◆ WORK ORDER ◆
The word "detail" may appear in some lines of the data; copy every such line.

Extracted records:
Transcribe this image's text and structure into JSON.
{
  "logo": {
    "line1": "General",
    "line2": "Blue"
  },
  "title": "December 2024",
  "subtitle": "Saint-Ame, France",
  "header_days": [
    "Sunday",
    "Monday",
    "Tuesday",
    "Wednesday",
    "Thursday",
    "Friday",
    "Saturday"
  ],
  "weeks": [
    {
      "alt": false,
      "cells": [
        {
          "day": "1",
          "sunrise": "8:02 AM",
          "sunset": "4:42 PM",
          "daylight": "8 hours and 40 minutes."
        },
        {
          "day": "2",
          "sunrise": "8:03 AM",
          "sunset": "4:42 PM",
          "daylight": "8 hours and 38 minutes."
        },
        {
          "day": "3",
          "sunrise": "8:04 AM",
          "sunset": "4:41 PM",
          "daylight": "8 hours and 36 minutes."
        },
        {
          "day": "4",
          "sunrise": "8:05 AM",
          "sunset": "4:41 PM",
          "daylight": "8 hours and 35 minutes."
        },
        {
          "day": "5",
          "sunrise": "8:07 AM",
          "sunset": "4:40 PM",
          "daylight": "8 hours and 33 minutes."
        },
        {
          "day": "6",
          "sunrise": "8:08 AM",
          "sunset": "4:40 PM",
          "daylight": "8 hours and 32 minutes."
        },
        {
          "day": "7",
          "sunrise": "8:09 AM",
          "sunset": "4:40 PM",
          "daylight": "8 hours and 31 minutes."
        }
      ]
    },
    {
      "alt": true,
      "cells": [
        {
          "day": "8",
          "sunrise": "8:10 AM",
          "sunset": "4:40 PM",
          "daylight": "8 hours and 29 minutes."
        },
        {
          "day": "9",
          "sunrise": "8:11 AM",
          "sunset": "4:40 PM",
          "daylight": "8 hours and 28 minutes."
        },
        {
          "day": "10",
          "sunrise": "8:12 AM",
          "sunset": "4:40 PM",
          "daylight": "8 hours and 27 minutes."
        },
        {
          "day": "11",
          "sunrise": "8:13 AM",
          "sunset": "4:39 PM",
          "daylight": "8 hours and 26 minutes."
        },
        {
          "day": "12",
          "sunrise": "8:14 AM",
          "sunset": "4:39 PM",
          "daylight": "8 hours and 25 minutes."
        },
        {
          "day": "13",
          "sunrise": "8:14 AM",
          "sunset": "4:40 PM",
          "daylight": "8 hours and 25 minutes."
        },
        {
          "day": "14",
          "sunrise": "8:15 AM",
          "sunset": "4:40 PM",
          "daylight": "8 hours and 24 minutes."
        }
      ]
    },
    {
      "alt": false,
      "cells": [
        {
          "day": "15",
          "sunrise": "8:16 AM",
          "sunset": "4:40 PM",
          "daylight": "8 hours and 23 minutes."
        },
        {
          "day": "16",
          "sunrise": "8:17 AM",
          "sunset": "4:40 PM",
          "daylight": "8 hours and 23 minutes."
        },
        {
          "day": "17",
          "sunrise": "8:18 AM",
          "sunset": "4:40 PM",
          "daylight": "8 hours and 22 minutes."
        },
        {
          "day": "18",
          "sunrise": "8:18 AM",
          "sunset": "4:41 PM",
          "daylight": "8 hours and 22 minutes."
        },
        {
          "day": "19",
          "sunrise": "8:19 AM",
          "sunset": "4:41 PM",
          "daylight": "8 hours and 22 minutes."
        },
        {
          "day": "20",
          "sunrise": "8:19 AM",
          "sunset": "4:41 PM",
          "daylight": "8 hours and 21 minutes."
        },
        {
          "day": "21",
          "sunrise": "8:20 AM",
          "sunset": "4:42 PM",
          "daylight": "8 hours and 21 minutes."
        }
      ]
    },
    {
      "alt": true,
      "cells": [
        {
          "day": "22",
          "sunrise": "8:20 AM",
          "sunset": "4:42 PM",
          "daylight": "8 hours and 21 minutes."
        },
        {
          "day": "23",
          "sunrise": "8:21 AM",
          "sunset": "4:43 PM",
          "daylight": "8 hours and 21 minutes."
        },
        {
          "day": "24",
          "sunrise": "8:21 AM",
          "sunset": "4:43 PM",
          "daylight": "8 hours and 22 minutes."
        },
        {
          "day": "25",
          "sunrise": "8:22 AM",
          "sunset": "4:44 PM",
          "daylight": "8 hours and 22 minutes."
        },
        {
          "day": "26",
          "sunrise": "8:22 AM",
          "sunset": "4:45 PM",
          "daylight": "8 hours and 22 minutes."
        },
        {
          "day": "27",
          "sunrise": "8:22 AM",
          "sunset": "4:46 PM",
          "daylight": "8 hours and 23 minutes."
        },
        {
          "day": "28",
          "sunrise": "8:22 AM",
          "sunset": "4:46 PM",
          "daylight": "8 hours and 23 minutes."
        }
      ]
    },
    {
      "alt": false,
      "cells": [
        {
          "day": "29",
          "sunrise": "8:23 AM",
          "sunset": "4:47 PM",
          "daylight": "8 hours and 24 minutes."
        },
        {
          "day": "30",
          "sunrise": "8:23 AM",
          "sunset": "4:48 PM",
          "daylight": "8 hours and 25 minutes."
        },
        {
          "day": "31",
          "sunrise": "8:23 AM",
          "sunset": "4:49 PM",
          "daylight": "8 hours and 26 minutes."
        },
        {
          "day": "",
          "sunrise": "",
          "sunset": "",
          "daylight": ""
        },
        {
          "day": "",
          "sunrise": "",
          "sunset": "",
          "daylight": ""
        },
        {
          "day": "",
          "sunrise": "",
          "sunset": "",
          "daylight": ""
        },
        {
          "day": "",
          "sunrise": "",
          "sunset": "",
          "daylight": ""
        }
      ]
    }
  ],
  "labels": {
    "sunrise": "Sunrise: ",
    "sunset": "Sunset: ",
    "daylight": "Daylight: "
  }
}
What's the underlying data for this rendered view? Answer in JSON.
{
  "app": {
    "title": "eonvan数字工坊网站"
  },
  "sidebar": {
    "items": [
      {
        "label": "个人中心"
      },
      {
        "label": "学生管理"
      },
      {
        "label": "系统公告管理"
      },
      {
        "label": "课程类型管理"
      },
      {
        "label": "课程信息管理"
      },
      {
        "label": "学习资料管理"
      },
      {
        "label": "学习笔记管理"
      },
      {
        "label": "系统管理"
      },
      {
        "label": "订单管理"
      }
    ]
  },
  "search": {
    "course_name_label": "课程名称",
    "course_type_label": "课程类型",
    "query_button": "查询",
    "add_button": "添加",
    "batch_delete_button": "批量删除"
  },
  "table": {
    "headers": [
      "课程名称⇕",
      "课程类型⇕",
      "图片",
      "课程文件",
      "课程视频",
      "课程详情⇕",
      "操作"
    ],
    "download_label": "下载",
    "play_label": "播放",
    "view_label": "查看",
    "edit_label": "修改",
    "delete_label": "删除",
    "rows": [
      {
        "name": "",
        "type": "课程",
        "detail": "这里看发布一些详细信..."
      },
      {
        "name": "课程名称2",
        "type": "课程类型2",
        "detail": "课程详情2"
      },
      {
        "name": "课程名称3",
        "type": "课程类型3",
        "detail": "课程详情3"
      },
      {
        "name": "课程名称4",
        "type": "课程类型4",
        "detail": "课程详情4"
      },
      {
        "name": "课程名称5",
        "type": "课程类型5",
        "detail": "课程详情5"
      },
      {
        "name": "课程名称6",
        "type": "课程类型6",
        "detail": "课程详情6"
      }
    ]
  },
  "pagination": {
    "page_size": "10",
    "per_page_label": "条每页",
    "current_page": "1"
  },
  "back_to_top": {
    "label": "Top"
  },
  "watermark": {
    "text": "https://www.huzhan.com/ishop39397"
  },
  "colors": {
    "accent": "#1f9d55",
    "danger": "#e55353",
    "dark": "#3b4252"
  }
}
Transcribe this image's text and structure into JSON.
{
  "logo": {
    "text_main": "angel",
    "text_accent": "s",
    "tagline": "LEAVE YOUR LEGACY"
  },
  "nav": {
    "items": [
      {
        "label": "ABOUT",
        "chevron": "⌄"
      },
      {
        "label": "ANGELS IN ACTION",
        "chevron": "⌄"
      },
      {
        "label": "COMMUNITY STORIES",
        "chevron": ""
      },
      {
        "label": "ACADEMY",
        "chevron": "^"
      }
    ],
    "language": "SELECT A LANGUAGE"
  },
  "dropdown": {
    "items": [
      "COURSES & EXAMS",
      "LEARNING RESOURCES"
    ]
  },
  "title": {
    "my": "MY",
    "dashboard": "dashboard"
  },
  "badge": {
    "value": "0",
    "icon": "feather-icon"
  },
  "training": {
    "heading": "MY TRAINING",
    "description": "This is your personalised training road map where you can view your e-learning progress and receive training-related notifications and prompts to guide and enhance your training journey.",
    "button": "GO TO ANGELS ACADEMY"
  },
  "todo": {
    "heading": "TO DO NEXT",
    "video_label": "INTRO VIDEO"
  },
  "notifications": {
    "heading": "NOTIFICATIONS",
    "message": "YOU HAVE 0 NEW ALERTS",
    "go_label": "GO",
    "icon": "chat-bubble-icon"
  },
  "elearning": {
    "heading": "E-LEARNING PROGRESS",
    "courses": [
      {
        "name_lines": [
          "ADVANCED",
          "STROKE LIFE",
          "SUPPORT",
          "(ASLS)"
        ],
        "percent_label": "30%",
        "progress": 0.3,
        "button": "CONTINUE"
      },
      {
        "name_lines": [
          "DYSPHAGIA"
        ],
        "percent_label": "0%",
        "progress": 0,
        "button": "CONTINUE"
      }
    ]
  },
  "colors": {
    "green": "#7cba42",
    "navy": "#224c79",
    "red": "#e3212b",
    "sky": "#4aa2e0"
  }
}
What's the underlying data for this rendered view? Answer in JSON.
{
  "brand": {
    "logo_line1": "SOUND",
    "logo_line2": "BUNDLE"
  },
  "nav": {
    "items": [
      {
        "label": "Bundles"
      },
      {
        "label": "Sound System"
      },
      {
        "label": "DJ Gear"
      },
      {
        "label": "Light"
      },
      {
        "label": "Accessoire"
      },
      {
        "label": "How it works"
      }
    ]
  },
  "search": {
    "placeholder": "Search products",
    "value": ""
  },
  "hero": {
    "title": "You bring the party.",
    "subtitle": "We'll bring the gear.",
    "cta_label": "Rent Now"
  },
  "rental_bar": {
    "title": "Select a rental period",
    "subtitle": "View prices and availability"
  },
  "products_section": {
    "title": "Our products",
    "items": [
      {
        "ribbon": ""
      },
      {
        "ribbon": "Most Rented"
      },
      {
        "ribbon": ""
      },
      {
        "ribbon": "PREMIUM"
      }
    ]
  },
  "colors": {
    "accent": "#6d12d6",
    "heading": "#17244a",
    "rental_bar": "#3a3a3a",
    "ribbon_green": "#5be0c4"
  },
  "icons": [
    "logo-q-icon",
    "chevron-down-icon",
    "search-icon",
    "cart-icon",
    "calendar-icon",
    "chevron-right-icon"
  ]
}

◆ ANSWER AREA ◆
        "detail": "这里看发布一些详细信..."
        "detail": "课程详情2"
        "detail": "课程详情3"
        "detail": "课程详情4"
        "detail": "课程详情5"
        "detail": "课程详情6"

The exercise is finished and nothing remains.